- [Description of the task] Output every entry below exactly as it is written.

Items from a data source:
-=-=-

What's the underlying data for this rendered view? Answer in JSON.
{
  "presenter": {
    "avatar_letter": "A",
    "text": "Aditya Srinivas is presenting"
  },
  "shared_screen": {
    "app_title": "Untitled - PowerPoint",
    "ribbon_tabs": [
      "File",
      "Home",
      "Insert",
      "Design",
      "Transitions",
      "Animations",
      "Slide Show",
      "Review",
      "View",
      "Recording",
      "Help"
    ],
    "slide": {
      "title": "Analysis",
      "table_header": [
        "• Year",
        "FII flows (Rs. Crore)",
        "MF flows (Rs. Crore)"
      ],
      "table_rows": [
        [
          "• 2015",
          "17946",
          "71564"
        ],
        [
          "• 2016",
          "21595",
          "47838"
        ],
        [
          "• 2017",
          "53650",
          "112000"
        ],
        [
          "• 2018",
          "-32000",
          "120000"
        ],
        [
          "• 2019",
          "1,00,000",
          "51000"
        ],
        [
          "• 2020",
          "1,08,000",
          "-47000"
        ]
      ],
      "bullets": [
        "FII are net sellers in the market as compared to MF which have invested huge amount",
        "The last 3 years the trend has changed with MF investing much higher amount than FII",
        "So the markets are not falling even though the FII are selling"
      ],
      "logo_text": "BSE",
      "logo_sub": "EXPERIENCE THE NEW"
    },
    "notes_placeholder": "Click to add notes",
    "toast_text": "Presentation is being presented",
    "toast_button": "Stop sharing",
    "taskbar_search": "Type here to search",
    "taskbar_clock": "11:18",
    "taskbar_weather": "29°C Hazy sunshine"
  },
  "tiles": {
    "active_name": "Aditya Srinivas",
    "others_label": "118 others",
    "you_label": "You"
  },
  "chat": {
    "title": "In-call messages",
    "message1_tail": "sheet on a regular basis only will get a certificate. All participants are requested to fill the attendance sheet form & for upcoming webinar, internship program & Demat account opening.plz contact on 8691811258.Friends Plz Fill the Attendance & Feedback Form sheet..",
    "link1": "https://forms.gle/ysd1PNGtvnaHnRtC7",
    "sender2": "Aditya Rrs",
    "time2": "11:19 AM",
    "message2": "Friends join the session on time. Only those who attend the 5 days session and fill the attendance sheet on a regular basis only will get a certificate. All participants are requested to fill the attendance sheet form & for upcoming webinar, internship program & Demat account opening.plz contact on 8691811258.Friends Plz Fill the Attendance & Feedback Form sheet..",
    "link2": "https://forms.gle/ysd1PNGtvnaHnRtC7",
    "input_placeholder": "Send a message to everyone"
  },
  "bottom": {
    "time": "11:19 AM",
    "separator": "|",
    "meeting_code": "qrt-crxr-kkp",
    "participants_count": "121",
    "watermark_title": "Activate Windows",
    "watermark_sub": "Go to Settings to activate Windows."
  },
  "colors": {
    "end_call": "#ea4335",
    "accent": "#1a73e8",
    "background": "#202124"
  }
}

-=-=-

- [Written response]
What's the underlying data for this rendered view? Answer in JSON.
{
  "presenter": {
    "avatar_letter": "A",
    "text": "Aditya Srinivas is presenting"
  },
  "shared_screen": {
    "app_title": "Untitled - PowerPoint",
    "ribbon_tabs": [
      "File",
      "Home",
      "Insert",
      "Design",
      "Transitions",
      "Animations",
      "Slide Show",
      "Review",
      "View",
      "Recording",
      "Help"
    ],
    "slide": {
      "title": "Analysis",
      "table_header": [
        "• Year",
        "FII flows (Rs. Crore)",
        "MF flows (Rs. Crore)"
      ],
      "table_rows": [
        [
          "• 2015",
          "17946",
          "71564"
        ],
        [
          "• 2016",
          "21595",
          "47838"
        ],
        [
          "• 2017",
          "53650",
          "112000"
        ],
        [
          "• 2018",
          "-32000",
          "120000"
        ],
        [
          "• 2019",
          "1,00,000",
          "51000"
        ],
        [
          "• 2020",
          "1,08,000",
          "-47000"
        ]
      ],
      "bullets": [
        "FII are net sellers in the market as compared to MF which have invested huge amount",
        "The last 3 years the trend has changed with MF investing much higher amount than FII",
        "So the markets are not falling even though the FII are selling"
      ],
      "logo_text": "BSE",
      "logo_sub": "EXPERIENCE THE NEW"
    },
    "notes_placeholder": "Click to add notes",
    "toast_text": "Presentation is being presented",
    "toast_button": "Stop sharing",
    "taskbar_search": "Type here to search",
    "taskbar_clock": "11:18",
    "taskbar_weather": "29°C Hazy sunshine"
  },
  "tiles": {
    "active_name": "Aditya Srinivas",
    "others_label": "118 others",
    "you_label": "You"
  },
  "chat": {
    "title": "In-call messages",
    "message1_tail": "sheet on a regular basis only will get a certificate. All participants are requested to fill the attendance sheet form & for upcoming webinar, internship program & Demat account opening.plz contact on 8691811258.Friends Plz Fill the Attendance & Feedback Form sheet..",
    "link1": "https://forms.gle/ysd1PNGtvnaHnRtC7",
    "sender2": "Aditya Rrs",
    "time2": "11:19 AM",
    "message2": "Friends join the session on time. Only those who attend the 5 days session and fill the attendance sheet on a regular basis only will get a certificate. All participants are requested to fill the attendance sheet form & for upcoming webinar, internship program & Demat account opening.plz contact on 8691811258.Friends Plz Fill the Attendance & Feedback Form sheet..",
    "link2": "https://forms.gle/ysd1PNGtvnaHnRtC7",
    "input_placeholder": "Send a message to everyone"
  },
  "bottom": {
    "time": "11:19 AM",
    "separator": "|",
    "meeting_code": "qrt-crxr-kkp",
    "participants_count": "121",
    "watermark_title": "Activate Windows",
    "watermark_sub": "Go to Settings to activate Windows."
  },
  "colors": {
    "end_call": "#ea4335",
    "accent": "#1a73e8",
    "background": "#202124"
  }
}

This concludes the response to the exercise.